In case you’re just joining the situation: Most of Newt Gingrich’s top staffers resigned this month, in part, NBC reported, because his wife, Callista, allegedly refused early-morning campaign flights because she needed time to get her platinum hair done.

Voters seem to invest hair with such importance that politicians don’t just have to worry about their own hair (Bill Clinton and John Edwards, with their pricey cuts, certainly did), but about spousal styling, too.
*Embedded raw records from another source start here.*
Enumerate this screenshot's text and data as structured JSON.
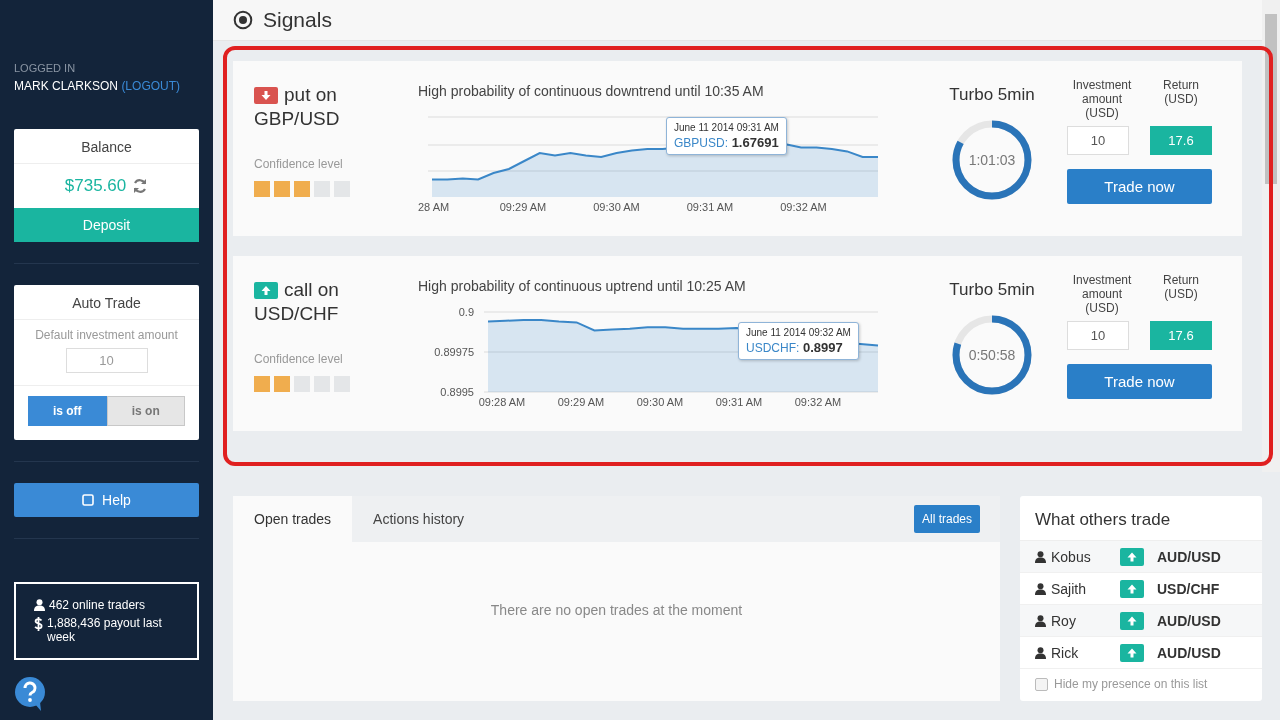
{
  "user": {
    "status": "LOGGED IN",
    "name": "MARK CLARKSON",
    "logout": "(LOGOUT)"
  },
  "balance": {
    "title": "Balance",
    "amount": "$735.60",
    "button": "Deposit"
  },
  "auto_trade": {
    "title": "Auto Trade",
    "label": "Default investment amount",
    "placeholder": "10",
    "options": [
      {
        "label": "is off",
        "selected": true
      },
      {
        "label": "is on",
        "selected": false
      }
    ]
  },
  "help": "Help",
  "stats": [
    "462 online traders",
    "1,888,436 payout last week"
  ],
  "header": {
    "title": "Signals"
  },
  "signals": [
    {
      "kind": "put",
      "action": "put on",
      "pair": "GBP/USD",
      "confidence_label": "Confidence level",
      "stars": 3,
      "forecast": "High probability of continuous downtrend until 10:35 AM",
      "time_labels": [
        "28 AM",
        "09:29 AM",
        "09:30 AM",
        "09:31 AM",
        "09:32 AM"
      ],
      "tooltip": {
        "time": "June 11 2014 09:31 AM",
        "symbol": "GBPUSD:",
        "value": "1.67691"
      },
      "product": "Turbo 5min",
      "countdown": "1:01:03",
      "level": 0.83,
      "investment_label": "Investment amount (USD)",
      "investment": "10",
      "return_label": "Return (USD)",
      "return": "17.6",
      "button": "Trade now"
    },
    {
      "kind": "call",
      "action": "call on",
      "pair": "USD/CHF",
      "confidence_label": "Confidence level",
      "stars": 2,
      "forecast": "High probability of continuous uptrend until 10:25 AM",
      "value_labels": [
        "0.9",
        "0.89975",
        "0.8995"
      ],
      "time_labels": [
        "09:28 AM",
        "09:29 AM",
        "09:30 AM",
        "09:31 AM",
        "09:32 AM"
      ],
      "tooltip": {
        "time": "June 11 2014 09:32 AM",
        "symbol": "USDCHF:",
        "value": "0.8997"
      },
      "product": "Turbo 5min",
      "countdown": "0:50:58",
      "level": 0.8,
      "investment_label": "Investment amount (USD)",
      "investment": "10",
      "return_label": "Return (USD)",
      "return": "17.6",
      "button": "Trade now"
    }
  ],
  "trades": {
    "tabs": [
      {
        "label": "Open trades",
        "selected": true
      },
      {
        "label": "Actions history",
        "selected": false
      }
    ],
    "all_button": "All trades",
    "empty": "There are no open trades at the moment"
  },
  "others": {
    "title": "What others trade",
    "rows": [
      {
        "name": "Kobus",
        "kind": "call",
        "pair": "AUD/USD"
      },
      {
        "name": "Sajith",
        "kind": "call",
        "pair": "USD/CHF"
      },
      {
        "name": "Roy",
        "kind": "call",
        "pair": "AUD/USD"
      },
      {
        "name": "Rick",
        "kind": "call",
        "pair": "AUD/USD"
      }
    ],
    "hide_label": "Hide my presence on this list",
    "hide_checked": false
  }
}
Perhaps no one understands this better than Hillary Rodham Clinton. Speaking to graduates at Yale’s Class Day in 2001, and recalling her hair travails as first lady (remember the headband?), she said: “The most important thing I have to say to you today is that hair matters. This is a life lesson my family did not teach me, Wellesley and Yale Law School failed to instill: Your hair will send significant messages to those around you. . . . Pay attention to your hair, because everyone else will.’’

The new Duchess of Cambridge (nee Kate Middleton) has learned this lesson quickly. She’s not taking only a dresser on the couple’s trip to Canada and the United States, it’s just been reported, but her stylist as well.

The truth is that looking good enough for public appearances, let alone high-def TV, takes a lot of time, whether you’re married to a prince, aiming to be first lady, or husband of the secretary of state.

The Globe asked several local hairdressers for a professional assessment. How much time would Callista Gingrich need in the morning before she could comfortably hit the campaign trail? Almost to a stylist, they said the “helmet’’ look doesn’t come quickly.

“It takes at least 45 minutes to an hour to do that kind of blow-dry,’’ said Clifford Bouvier, artistic director of Crew International, in Brookline. “She’s really bleached out, and to smooth out over-processed hair you have to do a lot of work. You have to use products that put moisture back in the hair.’’

Helena Cohen, owner of Ardan Medspa + Salon, in Wellesley, said that Gingrich’s hair appears to be teased, and that would add time to the morning routine. “She does that bump on the top that gives it height.’’ Time taken away from kissing babies: about 15 minutes.

Celebrity hair guru Sandy Poirier, at Shag, in South Boston, said Gingrich’s hair might take as long as 90 minutes, although he couldn’t be sure. He contrasted her high-maintenance hairstyle with that of a far better-known public figure: “Look at the Queen of England,’’ Poirier said. “She puts on that hat and she’s out the door.’’

Beth Teitell can be reached at